Last week, Bill Cobsy made some remarks that were largely innocent and understandable but the response by a significant segment of the Black community was to demonize him as an "Uncle Tom."

To which we say, shut your damn mouths.

Bill Cosby is not an Uncle Tom.  He's spent his lifetime breaking down barriers and providing inspiration. That he would be attacked for disagreeing on the Zimmerman verdict goes to just how useless and, yes, harmful Al Sharpton and his anti-movement are.

Many Black leaders -- major ones -- disagreed with Dr. King.  That didn't stop MLK.  That didn't lead to him lashing out at those people.

MLK led with love, not with hate.  Dr. King was never elected president and didn't hail from a political dynasty family.  But he's remembered and loved and studied all these years after his death.  That's because he was everything we would want in a leader: charismatic, caring, strong, graceful, steadfast and sure.

He was followed in his lifetime for those qualities.  He is historic and beloved today because of those characteristics.

You saw some of that on CNN when they briefly featured Martin Luther King III (MLK's son) on Saturday.  He might have been channeling his father as he refused to leap to easy conclusions and instead spoke in terms of where we could be.

Instead of that ray of needed MLK, we got hours and hours of angry people making snap judgments, offering bleak opinions they presented as fact.

We spoke to our grandparents about this.  They can remember the pre-Civil Rights Movement time period.  They took exception to Martin being compared to Emmet Till, to comparisons to lynching and to claims of how awful things were now for African-Americans.

Ty's grandmother probably said it best, "If we were so bitter and angry [then] and everything seemed so bleak, we never would have protested because what was the point?  I listen to the TV people talking their talk and I think, 'You couldn't have handled two seconds in the fifties. You don't know how easy you have it or how much power you have to change it.'  It was -- It was really sad to watch."

And it is sad to watch.  Especially if, like Betty and Cedric and Ann, you have sons.  Cedric and Ann are the parents of an infant so any fears or worries over pundits insisting it was not 'open season' for shooting Black male youths were worries they had as parents.  Betty's two sons are in their teens.  Her oldest laughed at the "crazy ass fools" making those claims.  Her youngest son was worried and asked if that was true?

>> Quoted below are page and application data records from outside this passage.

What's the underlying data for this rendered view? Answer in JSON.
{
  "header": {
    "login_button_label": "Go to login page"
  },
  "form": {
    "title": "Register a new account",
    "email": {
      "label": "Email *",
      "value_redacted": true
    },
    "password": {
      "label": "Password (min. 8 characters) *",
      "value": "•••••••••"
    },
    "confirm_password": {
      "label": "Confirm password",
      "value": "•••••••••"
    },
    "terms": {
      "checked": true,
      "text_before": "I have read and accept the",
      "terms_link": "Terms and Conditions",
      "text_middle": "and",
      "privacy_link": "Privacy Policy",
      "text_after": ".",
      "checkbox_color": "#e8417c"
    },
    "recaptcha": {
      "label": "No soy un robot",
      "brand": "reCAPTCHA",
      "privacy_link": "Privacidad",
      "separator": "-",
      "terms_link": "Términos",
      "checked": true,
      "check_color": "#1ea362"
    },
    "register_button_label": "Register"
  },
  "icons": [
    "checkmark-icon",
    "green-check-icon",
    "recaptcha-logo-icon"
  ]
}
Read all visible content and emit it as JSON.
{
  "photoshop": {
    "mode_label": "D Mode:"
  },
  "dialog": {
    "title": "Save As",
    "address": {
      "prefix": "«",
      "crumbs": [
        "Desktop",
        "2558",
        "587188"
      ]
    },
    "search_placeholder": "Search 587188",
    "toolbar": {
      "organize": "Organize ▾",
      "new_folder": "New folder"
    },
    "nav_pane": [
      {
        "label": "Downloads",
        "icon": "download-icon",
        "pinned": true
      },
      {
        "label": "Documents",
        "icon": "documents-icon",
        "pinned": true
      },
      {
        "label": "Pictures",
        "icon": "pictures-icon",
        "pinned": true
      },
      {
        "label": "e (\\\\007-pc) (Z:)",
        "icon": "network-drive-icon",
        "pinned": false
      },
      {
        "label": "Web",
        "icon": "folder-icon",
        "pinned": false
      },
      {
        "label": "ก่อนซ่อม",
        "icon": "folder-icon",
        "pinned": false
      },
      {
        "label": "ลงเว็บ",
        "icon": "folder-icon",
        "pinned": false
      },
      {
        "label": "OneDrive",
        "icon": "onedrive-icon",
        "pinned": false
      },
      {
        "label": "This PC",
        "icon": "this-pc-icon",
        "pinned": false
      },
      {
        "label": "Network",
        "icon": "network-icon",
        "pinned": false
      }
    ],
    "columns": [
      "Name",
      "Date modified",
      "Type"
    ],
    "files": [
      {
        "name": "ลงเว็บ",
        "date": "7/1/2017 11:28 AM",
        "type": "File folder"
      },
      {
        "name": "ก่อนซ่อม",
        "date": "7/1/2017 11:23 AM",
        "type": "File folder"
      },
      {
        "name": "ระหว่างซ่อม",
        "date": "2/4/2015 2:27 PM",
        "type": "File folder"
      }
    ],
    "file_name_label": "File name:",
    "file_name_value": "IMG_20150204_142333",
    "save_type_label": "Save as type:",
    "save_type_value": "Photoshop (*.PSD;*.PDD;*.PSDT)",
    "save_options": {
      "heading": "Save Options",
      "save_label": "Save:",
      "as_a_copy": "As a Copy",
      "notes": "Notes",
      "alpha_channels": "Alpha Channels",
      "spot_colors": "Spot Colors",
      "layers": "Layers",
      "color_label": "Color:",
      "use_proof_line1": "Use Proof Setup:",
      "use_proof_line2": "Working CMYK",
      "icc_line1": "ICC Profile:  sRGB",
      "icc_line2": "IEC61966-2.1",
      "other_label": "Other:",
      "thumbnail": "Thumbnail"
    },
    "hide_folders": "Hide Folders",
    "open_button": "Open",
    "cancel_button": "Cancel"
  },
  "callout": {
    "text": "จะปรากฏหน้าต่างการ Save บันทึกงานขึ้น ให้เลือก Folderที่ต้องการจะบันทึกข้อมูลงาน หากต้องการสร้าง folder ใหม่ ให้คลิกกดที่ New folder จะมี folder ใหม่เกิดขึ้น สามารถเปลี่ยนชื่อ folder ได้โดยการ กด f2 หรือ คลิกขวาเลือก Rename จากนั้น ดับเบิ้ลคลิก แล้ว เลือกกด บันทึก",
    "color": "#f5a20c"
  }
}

Was that really the point of Joy Reid and others?  To scare a bunch of children?  Or was that just the byproduct of their efforts to breed hatred last week?

We don't know.  But we reject it.

Among the seven of us, there is a split on whether Zimmerman should have been imprisoned.  Guess what?  There is no hatred or snarling among us.  We can respectfully disagree.  We are the children of MLK.  We can love and reach beyond differences.  All of us agree that the jury verdict is the verdict.  We don't support the Justice Department pursuing additional charges because (a) we think this falls into double-jeopardy and (b) we think this encourages false hopes and (c) we think this postpones the healing.

Like most of Black America, we long for the leader who preaches love, unity, progress and a better world.  Most of all, one who preaches, embraces and radiates love.  There's enough hate in the world already.


The illustration is from March 2, 2009,  Isaiah's The World Today Just Nuts,  "Making Dennis the Menace."

Creative Commons License
This work is licensed under a Creative Commons Attribution-Share Alike 3.0 Unported License.
Poll1 { display:none; }